This is what an EPIC “Yay!” looks like (14.05.20)

We had good reason to celebrate at our research group meeting today. Ellen Nierenberg (upper right) submitted the first of her PhD articles for review to a scientific journal just five minutes before we met!

Tomorrow, Efim Nemtcan (lower right) will submit his final manuscript (and perhaps first article) as a part of his work as a pioneer Forskerlinjestudent at IPS. This is one of the last things he will before going over to the two-year PhD position that he was recently awarded to continue his work. Efim is on a roll!

While your here, we recommend reading Ellen’s latest blog on the woes of “Fake News” in the Corona Era“.  It’s a problem.  Just the definition.  Don’t fall into the fake news trap. Be a good academic and take the high road.


Applicants for the new cognitive position are in (14.05.2020)

We are delighted to announce that we garnered a good pool of applicants for the recently advertised cognitive position. A strong committee is now in place to review the applicants and their work.  We look forward to meeting those who make it to the interview round.


Deadline April 30th!

We are looking for a new colleague to join our group! Check out this position in Cognitive Psychology. Deadline for applications is April 30th, so either get your application in soon, or spread the word to other worthy candidates!


March 5th, 2020

We just came back from a four-day writing seminar at Sommarøy, an hour’s drive from Tromsø.  The drive out took us through every possible form of winter —

from this:   to this:  and this:    and finally this:

Once we arrived, we clarified our tasks,  found our rooms,  , and writing nooks to write and write and write, regularly checking in with each other on our progress,  

In between, we were well taken care of by the Sommarøy hotel staff who made sure that we ate well, slept well, and in every other way found what we needed to be comfortable and effective.      We also made sure to spice things up with opportunities to stretch, and a bit of fun to relax and work out those laughing muscles.

We celebrated in the end with a fine meal and headed back to Tromsø the last day with clear writing plans for tomorrow, the remainder of the semester and the year ahead.     


February 28th, 2020

And it’s a wrap! Dr. Connie Villemo Nilsen completed her dissertation Abridged risk information: Effects of warning labels on snus packages (supervisors Frode Svartdal and Oddgeir Friborg) and successfully defended it today. Her thesis was about product warning labels for snus (Swedish smokeless tobacco).

Snus use has increased in Norway, in parallel with decreased smoking rates. Product warning labels inform about risks from using a product, but there are few studies on effects from warnings on snus and smokeless tobacco products. Graphic warnings may be stronger than text-only, but snus warnings in Norway and the European Union are text-only, and recently removed “can” from the warning: “Snus can damage your health and is addictive”. How do Norwegians perceive the common text-only warning, and what about warnings that compare snus and smoking? In two experiments, removing “can” strengthened the risk message a little, but perhaps not enough to have practical implications. The perceived risks from snus dropped a lot more when the warning stated “Snus is 90% less health damaging than smoking”, which is what some experts agree and think should be communicated to smokers. Importantly, intentions to use snus did not increase from seeing the 90% statement, in our mostly non-smoking sample.

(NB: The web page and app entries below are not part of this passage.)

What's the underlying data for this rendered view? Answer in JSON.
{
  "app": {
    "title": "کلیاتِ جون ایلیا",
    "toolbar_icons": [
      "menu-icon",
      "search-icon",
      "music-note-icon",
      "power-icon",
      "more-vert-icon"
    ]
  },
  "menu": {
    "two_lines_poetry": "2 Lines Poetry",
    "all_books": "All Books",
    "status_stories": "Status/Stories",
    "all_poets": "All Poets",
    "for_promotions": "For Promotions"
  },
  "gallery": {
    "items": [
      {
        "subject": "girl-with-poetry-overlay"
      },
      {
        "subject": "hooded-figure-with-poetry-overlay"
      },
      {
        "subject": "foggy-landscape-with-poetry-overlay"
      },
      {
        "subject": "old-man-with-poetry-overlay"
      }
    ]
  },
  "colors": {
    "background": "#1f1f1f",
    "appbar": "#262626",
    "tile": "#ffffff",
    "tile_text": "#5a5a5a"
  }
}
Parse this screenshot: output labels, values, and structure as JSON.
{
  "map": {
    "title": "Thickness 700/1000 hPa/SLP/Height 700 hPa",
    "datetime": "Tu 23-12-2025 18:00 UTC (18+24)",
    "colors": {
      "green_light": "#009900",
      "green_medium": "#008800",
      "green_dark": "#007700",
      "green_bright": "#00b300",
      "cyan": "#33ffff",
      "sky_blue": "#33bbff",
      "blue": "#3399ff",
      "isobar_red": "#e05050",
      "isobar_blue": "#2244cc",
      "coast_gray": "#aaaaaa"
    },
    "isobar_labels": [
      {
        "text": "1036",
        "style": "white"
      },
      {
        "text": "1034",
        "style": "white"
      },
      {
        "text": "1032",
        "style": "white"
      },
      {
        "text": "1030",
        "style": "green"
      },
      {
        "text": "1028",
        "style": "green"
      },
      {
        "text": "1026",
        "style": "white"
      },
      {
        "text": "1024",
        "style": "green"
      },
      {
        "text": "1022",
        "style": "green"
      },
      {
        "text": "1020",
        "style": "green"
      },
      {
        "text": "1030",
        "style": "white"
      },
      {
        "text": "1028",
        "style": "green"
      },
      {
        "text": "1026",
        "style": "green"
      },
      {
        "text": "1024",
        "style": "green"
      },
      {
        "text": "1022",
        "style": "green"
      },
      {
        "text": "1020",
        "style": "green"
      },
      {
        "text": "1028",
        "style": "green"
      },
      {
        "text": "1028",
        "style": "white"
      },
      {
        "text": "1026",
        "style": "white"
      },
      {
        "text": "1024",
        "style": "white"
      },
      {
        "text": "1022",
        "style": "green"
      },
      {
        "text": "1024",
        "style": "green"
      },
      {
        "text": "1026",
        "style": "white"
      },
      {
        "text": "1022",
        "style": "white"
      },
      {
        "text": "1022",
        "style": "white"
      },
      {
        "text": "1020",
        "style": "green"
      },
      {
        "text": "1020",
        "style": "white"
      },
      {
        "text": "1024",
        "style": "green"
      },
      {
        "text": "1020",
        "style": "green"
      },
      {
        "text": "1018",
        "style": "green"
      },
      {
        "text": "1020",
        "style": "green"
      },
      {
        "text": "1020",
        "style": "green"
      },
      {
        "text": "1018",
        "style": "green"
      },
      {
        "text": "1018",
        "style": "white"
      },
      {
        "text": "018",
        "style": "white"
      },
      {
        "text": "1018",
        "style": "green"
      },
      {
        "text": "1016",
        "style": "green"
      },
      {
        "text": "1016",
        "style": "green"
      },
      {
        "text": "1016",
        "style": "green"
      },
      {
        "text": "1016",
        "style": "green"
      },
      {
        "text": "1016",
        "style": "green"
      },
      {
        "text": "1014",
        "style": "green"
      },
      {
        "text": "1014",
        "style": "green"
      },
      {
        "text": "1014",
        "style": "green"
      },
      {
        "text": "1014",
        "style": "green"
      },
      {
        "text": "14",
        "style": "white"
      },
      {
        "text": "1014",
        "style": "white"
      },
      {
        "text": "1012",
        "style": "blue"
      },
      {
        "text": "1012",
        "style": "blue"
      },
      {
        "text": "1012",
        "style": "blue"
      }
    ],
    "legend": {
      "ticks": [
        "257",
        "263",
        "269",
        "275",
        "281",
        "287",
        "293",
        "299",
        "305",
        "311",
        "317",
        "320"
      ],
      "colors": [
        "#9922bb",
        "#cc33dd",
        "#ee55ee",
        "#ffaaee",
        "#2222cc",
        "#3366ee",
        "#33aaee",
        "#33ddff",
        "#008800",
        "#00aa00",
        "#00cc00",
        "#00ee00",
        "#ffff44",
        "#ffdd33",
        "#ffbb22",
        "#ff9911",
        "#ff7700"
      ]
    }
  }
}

Connie’s trial lecture was titled “Utbredelsen av snus i Norge: Hva betyr risikopersepsjon for oppstart, slutting og bytting mellom tobakksprodukter?”. After skillfully delivering it, Connie then defended her work for her official PhD title with intelligence and calm.

It was a great day for everyone in the EPIC group who had been a part of Connie’s journey from Day 1 to this last day of intellectual sparring.  Her opponents did a wonderful job of testing her (Katharina Wolff from UiB and Tord Finne Vedøy from Folkehelseinstituttet), and Connie did a wonderful job of hanging in there with them, too. Her responses to their questions were thoughtful and solid.  All and all, the celebration led by Department Chair Ingunn Skre at the end of the day for family, friends and colleagues was rich and well-deserved. Gratulerer Connie!